The late Jim Peters, arguably Essex’s greatest-ever runner, would be baffled by the way the county is represented in the TOWIE show, but would definitely approve of our 2013 relay-running scene. He loved a good relay did Jim, and, were he in action today would have been a solo entrant for the Saltmarsh 75 and perhaps the Essex Way too.

Jim was in the news only last week and I was pleased to play a part. The old running track in Mayesbrook Park, Dagenham - where Jim trained and competed in the 1950s -  was officially re-named ‘The Jim Peters Stadium’ complete with a new Olympic standard track in the shadow of the impressive Sport House complex. Borough Archivist Tahlia Coombs had pushed for Jim to be recognised in this way and as author of his 2011 biography ‘Plimsolls On, Eyeballs Out’, I was invited along to take part in the ceremony.

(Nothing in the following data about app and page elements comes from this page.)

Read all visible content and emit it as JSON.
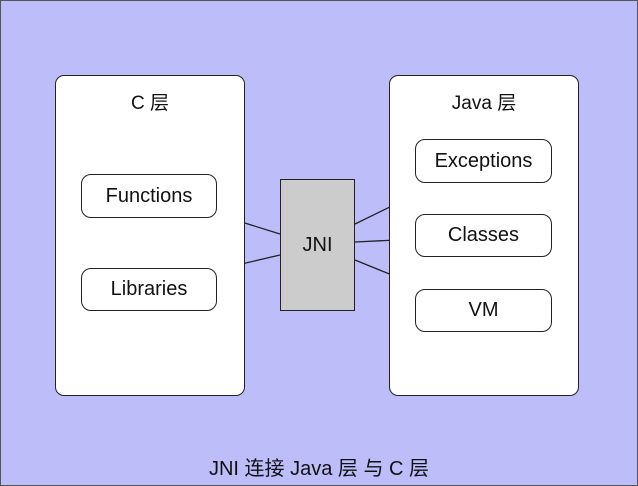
{
  "diagram": {
    "c_layer": {
      "title": "C 层",
      "nodes": [
        "Functions",
        "Libraries"
      ]
    },
    "java_layer": {
      "title": "Java 层",
      "nodes": [
        "Exceptions",
        "Classes",
        "VM"
      ]
    },
    "bridge": "JNI",
    "caption": "JNI 连接 Java 层 与 C 层",
    "colors": {
      "background": "#bdbdfa",
      "panel": "#ffffff",
      "bridge_fill": "#cccccc",
      "stroke": "#222222"
    }
  }
}
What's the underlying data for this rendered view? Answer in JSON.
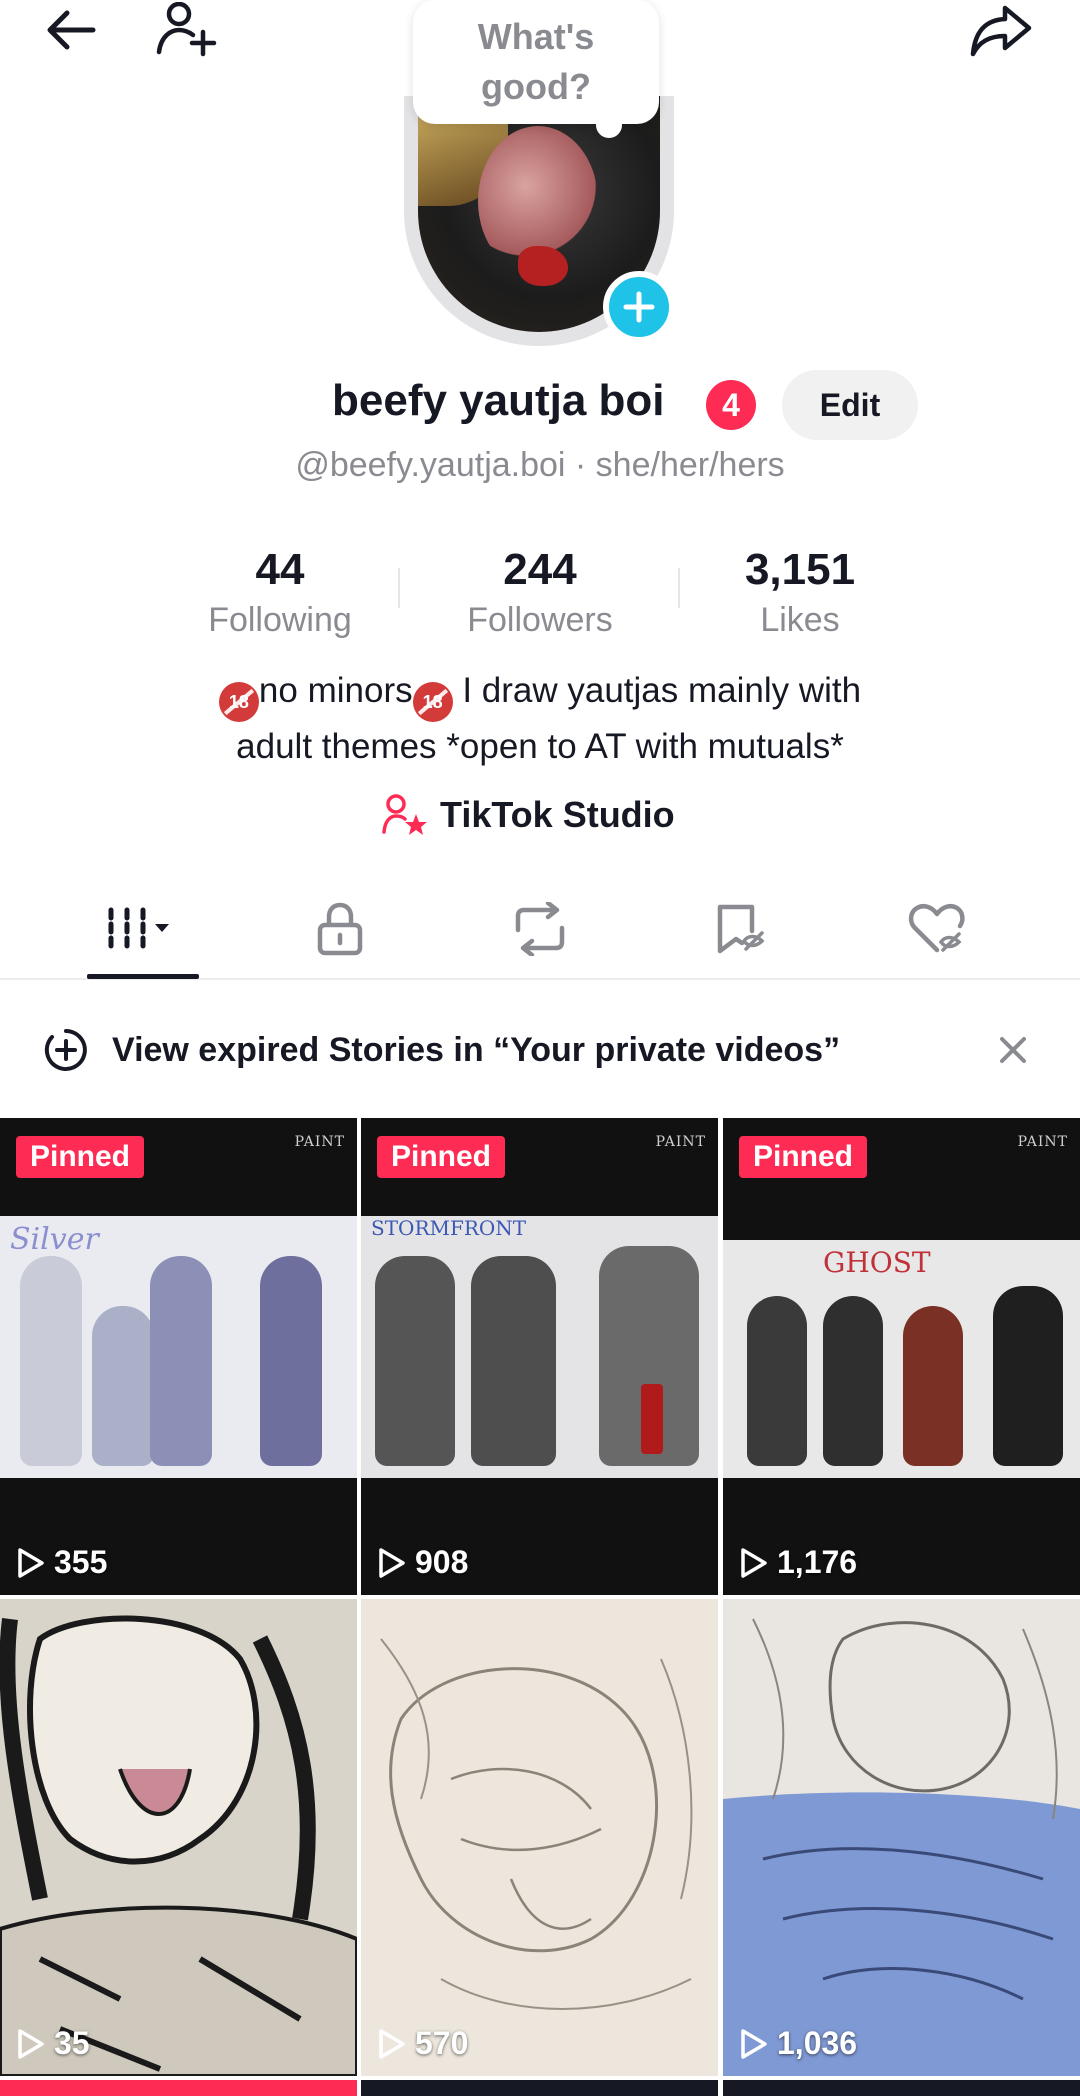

Good job a spin round the new track wasn’t on the agenda, as your Clapped-Out Runner currently has an achilles tendon of the strained variety.  It’s an injury that has ruled me out of the Ekiden, but wasn’t too severe to prevent me limping to the microphone in Mayesbrook Park to tell the youth of today (700 of them) a bit about old Jim Peters and his exploits of 60 years ago.

* Rob Hadgraft’s five published books on running (plus 11 others on football) are now available as e-books for Kindle at just £4.99 each, in addition to paperback format.   Use this link:   Rob Hadgraft's running books on Amazon  or, alternatively: